Excerpts from an interface dataset

* * * *

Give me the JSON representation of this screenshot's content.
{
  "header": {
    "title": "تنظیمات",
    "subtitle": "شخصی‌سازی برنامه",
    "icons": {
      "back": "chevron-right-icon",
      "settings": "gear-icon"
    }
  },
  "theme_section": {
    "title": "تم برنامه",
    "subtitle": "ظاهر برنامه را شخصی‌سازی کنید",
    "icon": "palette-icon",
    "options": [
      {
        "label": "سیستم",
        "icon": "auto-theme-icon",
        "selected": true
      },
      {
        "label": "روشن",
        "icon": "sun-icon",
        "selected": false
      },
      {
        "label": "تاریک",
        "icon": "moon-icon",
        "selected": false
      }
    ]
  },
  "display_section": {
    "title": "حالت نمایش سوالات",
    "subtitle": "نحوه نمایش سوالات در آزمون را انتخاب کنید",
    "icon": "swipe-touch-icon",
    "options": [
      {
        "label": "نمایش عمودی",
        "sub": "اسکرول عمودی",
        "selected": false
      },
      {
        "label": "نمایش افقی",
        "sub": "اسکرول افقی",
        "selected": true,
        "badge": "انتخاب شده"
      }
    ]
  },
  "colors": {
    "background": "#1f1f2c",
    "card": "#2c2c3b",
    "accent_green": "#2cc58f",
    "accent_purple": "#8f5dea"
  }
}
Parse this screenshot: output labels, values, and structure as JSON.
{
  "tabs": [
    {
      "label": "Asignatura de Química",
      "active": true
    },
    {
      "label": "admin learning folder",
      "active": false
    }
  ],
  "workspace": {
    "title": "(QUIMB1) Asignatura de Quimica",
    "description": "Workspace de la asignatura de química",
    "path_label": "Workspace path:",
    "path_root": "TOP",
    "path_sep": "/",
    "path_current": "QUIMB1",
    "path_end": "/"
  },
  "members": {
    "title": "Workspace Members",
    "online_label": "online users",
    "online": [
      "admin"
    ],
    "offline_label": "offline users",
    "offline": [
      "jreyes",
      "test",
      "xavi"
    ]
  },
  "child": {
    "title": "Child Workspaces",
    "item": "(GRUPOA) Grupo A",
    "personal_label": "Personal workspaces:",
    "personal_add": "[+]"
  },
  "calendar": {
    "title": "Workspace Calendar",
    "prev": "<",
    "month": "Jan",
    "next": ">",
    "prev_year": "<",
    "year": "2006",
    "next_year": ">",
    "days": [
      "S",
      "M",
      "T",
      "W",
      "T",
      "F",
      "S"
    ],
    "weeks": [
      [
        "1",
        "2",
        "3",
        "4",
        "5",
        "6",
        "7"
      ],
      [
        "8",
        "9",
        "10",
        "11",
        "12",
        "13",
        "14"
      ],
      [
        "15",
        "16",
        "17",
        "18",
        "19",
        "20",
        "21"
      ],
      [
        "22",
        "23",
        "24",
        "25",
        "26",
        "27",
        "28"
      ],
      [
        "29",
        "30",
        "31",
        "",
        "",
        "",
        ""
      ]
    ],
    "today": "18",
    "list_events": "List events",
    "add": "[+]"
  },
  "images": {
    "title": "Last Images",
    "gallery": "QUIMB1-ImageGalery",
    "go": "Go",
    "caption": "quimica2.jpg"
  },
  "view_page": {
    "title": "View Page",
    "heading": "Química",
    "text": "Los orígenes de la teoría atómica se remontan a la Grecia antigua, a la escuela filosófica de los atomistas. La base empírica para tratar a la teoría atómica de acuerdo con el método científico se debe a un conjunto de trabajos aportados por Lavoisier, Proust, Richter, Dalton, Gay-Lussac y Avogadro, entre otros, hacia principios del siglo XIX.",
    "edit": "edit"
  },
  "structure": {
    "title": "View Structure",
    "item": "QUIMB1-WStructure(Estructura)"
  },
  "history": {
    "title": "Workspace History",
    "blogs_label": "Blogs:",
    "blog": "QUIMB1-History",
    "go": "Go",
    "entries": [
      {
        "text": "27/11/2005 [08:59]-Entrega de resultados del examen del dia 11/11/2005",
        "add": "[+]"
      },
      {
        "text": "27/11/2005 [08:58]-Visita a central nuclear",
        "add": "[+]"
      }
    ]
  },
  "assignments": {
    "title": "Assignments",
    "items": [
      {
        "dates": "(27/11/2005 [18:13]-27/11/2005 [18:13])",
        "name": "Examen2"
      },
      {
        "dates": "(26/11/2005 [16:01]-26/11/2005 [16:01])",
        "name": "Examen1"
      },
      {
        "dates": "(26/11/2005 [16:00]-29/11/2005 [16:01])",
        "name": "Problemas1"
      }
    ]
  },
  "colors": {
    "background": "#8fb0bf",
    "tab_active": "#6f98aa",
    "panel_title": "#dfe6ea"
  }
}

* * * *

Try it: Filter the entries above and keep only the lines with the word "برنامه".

Exercise result:
    "subtitle": "شخصی‌سازی برنامه",
    "title": "تم برنامه",
    "subtitle": "ظاهر برنامه را شخصی‌سازی کنید",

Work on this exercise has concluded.